> [Exercise goal]:
Give the number of lines in the entries below that hold "short", with no accompanying words.

> [Provided data]:
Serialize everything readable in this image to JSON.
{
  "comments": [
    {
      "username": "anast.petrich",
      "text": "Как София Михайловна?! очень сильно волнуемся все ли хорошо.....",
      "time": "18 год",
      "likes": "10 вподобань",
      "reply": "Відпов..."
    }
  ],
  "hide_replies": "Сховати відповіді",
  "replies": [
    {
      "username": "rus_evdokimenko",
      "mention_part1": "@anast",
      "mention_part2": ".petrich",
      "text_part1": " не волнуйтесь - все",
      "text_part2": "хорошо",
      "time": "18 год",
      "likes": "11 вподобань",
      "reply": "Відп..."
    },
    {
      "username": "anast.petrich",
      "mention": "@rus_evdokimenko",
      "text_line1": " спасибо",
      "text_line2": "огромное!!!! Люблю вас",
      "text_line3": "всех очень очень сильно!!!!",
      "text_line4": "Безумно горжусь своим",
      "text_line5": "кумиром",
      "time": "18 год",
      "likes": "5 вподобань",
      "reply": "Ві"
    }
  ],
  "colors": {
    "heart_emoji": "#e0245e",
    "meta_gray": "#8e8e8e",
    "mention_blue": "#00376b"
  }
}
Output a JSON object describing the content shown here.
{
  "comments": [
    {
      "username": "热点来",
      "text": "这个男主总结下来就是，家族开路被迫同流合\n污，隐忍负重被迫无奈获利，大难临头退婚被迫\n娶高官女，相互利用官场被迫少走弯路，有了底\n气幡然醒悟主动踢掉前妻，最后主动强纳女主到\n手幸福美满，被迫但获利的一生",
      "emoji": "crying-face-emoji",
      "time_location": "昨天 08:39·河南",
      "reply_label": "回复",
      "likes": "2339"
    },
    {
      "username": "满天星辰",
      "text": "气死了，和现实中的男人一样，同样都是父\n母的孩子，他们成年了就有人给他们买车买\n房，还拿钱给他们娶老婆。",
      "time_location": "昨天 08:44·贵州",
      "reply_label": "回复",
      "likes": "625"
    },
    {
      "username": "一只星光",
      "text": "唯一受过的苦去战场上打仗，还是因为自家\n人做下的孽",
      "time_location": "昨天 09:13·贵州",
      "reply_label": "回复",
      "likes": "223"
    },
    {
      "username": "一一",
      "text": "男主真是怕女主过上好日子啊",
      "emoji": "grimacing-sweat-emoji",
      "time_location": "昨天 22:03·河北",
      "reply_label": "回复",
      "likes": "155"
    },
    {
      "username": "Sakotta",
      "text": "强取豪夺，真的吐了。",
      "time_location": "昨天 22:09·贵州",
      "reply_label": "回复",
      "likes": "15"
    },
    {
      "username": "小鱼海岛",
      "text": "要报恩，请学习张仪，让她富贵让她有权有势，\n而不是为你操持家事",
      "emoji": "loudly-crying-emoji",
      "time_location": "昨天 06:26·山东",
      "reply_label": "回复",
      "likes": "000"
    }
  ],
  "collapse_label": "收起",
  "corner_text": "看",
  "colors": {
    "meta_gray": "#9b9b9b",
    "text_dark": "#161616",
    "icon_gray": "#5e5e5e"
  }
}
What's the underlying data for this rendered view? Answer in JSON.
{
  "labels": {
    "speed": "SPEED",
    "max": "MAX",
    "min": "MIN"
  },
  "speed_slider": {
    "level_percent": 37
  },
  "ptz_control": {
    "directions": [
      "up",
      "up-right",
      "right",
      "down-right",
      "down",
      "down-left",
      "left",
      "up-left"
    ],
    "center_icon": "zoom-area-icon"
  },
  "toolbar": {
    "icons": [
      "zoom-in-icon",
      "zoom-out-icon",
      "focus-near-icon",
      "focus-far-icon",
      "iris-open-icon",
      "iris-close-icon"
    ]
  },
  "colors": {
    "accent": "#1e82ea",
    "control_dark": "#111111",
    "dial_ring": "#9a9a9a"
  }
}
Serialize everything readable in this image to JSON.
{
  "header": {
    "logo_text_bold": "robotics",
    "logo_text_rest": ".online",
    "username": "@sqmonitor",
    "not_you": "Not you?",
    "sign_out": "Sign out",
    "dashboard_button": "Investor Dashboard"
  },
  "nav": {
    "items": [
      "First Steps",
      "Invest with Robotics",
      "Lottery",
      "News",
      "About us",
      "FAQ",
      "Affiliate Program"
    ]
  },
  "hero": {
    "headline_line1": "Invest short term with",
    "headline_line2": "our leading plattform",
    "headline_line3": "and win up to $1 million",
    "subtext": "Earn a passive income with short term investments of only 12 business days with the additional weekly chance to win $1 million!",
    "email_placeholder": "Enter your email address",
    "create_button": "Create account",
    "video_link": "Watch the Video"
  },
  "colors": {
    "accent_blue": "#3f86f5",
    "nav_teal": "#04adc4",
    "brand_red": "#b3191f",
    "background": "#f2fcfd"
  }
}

> [Your solution]:
2